(Task details): After reading the data below, copy out every line that contains the word "Ammi".

(Records shown):
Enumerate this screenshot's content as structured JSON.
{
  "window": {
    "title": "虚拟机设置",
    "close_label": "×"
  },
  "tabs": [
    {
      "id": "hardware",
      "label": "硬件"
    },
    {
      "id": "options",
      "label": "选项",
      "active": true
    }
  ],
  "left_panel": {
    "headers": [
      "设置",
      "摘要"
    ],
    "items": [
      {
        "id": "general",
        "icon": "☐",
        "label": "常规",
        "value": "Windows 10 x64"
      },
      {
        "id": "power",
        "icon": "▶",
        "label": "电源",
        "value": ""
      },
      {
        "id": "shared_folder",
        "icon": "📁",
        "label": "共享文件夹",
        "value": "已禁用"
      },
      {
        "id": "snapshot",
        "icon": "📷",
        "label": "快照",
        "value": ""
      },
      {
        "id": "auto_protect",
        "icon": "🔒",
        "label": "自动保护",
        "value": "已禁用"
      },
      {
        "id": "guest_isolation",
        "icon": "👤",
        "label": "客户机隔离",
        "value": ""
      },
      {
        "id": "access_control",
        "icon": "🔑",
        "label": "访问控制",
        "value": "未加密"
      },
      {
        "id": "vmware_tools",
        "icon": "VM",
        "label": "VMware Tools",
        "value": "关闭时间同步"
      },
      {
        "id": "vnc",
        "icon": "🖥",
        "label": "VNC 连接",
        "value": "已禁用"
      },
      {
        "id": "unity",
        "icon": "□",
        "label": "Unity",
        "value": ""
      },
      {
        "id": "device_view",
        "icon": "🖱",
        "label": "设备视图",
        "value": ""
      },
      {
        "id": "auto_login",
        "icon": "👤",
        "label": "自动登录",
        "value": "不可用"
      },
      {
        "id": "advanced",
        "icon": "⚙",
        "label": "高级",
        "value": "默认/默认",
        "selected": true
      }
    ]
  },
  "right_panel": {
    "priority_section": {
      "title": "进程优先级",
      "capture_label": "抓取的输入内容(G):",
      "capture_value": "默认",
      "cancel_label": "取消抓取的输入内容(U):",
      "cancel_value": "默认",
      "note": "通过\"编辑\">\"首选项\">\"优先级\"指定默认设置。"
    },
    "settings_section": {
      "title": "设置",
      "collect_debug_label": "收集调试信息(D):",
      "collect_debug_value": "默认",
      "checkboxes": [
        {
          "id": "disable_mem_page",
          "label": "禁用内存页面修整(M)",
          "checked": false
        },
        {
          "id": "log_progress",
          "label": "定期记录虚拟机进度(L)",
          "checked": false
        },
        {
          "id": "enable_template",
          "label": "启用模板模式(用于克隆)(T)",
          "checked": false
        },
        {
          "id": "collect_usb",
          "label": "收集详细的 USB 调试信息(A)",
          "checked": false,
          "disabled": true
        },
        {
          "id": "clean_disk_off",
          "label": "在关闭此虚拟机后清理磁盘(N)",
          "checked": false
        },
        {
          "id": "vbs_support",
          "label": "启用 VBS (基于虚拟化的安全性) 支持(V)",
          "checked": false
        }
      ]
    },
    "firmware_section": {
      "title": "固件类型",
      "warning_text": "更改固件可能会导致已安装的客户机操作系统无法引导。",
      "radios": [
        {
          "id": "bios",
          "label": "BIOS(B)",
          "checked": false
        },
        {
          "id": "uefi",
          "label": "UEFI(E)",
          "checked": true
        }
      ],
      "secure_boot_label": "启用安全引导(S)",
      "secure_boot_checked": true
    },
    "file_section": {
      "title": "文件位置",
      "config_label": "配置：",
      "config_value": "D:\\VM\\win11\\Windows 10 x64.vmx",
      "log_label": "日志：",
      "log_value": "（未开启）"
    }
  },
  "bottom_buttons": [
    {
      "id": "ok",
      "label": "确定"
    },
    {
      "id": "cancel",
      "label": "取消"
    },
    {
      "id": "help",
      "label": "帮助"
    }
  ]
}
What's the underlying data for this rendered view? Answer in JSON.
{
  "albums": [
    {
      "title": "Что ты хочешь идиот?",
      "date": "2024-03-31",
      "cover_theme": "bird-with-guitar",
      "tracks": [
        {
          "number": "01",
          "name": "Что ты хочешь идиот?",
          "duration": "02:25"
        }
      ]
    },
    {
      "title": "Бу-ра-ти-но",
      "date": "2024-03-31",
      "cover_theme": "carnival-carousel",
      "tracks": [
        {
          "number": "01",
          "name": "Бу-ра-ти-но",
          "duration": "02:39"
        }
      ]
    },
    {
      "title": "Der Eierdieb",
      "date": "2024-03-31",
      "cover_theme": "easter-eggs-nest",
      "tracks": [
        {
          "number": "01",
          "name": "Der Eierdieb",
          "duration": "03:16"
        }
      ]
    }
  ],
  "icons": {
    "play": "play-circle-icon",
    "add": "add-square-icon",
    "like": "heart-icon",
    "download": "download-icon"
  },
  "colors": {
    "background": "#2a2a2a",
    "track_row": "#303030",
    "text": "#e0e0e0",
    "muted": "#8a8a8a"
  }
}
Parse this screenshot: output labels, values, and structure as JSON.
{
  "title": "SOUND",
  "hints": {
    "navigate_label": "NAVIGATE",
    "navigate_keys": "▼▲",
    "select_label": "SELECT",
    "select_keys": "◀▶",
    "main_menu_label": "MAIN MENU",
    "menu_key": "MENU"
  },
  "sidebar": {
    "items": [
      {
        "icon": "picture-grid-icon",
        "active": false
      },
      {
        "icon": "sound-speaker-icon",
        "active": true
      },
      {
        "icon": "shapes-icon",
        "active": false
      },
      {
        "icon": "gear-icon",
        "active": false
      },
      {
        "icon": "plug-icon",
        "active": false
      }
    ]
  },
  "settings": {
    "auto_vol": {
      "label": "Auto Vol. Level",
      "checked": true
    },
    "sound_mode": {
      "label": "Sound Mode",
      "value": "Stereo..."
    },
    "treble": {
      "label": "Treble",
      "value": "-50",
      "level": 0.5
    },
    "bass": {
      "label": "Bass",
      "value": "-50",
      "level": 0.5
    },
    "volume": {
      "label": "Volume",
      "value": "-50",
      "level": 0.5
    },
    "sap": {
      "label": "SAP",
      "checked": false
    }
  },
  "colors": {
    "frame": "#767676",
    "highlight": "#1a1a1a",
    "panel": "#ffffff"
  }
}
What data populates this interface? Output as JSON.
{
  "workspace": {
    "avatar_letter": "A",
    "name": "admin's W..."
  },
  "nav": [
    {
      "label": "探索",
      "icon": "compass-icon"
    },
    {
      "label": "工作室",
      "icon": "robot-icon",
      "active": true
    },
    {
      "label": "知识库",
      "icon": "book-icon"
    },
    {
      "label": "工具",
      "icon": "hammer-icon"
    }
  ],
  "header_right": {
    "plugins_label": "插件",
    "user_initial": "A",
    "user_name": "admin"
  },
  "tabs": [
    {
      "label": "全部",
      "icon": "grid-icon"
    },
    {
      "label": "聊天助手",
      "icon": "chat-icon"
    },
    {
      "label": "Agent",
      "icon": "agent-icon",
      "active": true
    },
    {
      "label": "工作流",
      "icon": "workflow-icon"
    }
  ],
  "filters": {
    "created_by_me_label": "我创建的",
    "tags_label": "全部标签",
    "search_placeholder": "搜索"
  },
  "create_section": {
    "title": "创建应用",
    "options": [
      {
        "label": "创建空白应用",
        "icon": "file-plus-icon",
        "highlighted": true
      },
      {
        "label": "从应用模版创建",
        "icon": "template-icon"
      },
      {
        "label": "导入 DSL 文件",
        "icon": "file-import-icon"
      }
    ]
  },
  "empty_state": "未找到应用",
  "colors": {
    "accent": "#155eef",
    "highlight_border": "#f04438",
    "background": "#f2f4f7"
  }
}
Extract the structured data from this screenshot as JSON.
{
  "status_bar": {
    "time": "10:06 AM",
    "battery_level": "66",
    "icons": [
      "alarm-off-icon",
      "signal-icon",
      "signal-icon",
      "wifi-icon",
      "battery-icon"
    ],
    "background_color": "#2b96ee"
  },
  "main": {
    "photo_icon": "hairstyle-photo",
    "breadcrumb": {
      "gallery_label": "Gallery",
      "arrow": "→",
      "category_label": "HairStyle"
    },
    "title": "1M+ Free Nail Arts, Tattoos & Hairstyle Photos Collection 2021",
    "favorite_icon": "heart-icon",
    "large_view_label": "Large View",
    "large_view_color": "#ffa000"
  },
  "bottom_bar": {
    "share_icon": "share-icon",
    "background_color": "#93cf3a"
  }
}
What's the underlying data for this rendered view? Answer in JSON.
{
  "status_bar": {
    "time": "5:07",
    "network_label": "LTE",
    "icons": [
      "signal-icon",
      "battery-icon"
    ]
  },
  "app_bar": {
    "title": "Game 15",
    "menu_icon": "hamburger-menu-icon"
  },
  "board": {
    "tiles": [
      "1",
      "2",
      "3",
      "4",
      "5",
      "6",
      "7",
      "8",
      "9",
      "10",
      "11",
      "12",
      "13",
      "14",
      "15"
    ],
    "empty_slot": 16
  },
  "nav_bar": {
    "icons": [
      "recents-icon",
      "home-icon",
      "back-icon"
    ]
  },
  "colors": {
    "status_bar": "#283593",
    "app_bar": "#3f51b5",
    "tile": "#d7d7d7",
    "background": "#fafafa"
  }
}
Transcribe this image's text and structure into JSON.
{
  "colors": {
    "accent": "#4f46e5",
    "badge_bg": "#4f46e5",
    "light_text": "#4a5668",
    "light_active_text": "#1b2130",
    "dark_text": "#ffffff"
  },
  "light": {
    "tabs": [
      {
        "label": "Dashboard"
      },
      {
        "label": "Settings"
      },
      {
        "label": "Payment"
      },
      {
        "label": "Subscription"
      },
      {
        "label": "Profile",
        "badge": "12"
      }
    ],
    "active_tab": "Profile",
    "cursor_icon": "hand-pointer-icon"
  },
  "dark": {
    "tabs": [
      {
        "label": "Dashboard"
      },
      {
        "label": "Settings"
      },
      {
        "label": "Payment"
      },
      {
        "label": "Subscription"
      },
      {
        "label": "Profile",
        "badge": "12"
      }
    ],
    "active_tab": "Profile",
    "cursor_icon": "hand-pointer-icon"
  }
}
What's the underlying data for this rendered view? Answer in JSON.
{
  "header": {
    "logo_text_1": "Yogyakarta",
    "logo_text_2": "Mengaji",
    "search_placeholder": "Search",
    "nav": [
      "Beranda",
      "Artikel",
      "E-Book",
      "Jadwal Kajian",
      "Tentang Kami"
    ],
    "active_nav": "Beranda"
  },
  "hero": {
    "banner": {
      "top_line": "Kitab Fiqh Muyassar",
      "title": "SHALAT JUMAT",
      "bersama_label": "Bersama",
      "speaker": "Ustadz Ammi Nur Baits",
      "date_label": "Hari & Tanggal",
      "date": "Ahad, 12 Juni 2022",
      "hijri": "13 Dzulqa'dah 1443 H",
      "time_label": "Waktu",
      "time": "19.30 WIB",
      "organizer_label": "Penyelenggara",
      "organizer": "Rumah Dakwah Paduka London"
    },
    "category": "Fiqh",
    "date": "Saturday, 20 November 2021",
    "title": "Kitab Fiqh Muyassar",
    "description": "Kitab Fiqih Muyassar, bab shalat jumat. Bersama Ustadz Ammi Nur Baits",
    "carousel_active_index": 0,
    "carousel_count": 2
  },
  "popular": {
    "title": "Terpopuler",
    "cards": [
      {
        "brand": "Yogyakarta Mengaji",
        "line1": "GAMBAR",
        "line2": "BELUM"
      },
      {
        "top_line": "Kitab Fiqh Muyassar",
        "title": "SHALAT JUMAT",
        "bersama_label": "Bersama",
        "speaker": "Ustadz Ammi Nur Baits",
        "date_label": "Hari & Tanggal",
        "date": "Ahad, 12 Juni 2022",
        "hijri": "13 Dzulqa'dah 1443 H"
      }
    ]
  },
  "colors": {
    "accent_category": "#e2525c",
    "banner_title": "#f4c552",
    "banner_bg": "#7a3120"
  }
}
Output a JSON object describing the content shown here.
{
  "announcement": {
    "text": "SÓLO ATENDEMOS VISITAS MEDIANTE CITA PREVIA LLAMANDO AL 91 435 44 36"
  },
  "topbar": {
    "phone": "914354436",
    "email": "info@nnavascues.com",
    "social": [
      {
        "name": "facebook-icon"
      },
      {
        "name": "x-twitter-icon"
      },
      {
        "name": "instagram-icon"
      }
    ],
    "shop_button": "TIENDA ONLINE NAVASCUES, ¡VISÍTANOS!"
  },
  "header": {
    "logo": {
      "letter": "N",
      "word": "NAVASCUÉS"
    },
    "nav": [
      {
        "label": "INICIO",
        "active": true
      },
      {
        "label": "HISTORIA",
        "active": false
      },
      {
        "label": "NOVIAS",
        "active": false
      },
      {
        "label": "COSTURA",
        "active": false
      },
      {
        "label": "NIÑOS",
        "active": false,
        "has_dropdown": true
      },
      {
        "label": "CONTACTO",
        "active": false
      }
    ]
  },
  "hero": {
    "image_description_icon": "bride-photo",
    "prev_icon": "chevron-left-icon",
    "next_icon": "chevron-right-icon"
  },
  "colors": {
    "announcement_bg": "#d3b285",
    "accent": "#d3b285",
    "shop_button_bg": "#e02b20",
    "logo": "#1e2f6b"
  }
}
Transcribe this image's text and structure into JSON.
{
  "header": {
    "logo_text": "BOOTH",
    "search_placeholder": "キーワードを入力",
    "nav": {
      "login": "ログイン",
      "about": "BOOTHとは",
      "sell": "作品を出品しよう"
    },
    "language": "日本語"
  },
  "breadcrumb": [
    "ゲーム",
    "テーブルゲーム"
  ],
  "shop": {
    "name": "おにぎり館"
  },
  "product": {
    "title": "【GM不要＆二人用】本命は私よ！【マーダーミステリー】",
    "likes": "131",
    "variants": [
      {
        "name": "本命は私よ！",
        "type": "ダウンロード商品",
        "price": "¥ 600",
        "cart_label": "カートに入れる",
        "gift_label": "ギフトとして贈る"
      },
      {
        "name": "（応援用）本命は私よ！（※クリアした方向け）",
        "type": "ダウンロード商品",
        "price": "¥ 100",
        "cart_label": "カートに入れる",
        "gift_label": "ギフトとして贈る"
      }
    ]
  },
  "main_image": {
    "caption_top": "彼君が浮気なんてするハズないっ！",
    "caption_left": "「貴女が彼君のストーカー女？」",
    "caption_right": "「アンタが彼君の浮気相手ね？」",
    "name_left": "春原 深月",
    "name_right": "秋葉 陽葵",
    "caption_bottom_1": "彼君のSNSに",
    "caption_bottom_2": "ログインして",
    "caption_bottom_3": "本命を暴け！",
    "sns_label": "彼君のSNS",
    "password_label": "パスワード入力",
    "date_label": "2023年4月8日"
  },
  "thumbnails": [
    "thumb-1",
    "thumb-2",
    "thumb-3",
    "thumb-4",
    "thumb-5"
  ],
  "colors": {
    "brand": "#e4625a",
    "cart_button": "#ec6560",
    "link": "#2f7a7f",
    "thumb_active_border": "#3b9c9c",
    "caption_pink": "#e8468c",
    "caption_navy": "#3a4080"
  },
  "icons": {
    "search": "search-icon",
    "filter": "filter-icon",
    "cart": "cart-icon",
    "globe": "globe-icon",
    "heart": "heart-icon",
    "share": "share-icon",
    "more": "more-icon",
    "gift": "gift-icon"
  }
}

(Task output):
      "speaker": "Ustadz Ammi Nur Baits",
    "description": "Kitab Fiqih Muyassar, bab shalat jumat. Bersama Ustadz Ammi Nur Baits",
        "speaker": "Ustadz Ammi Nur Baits",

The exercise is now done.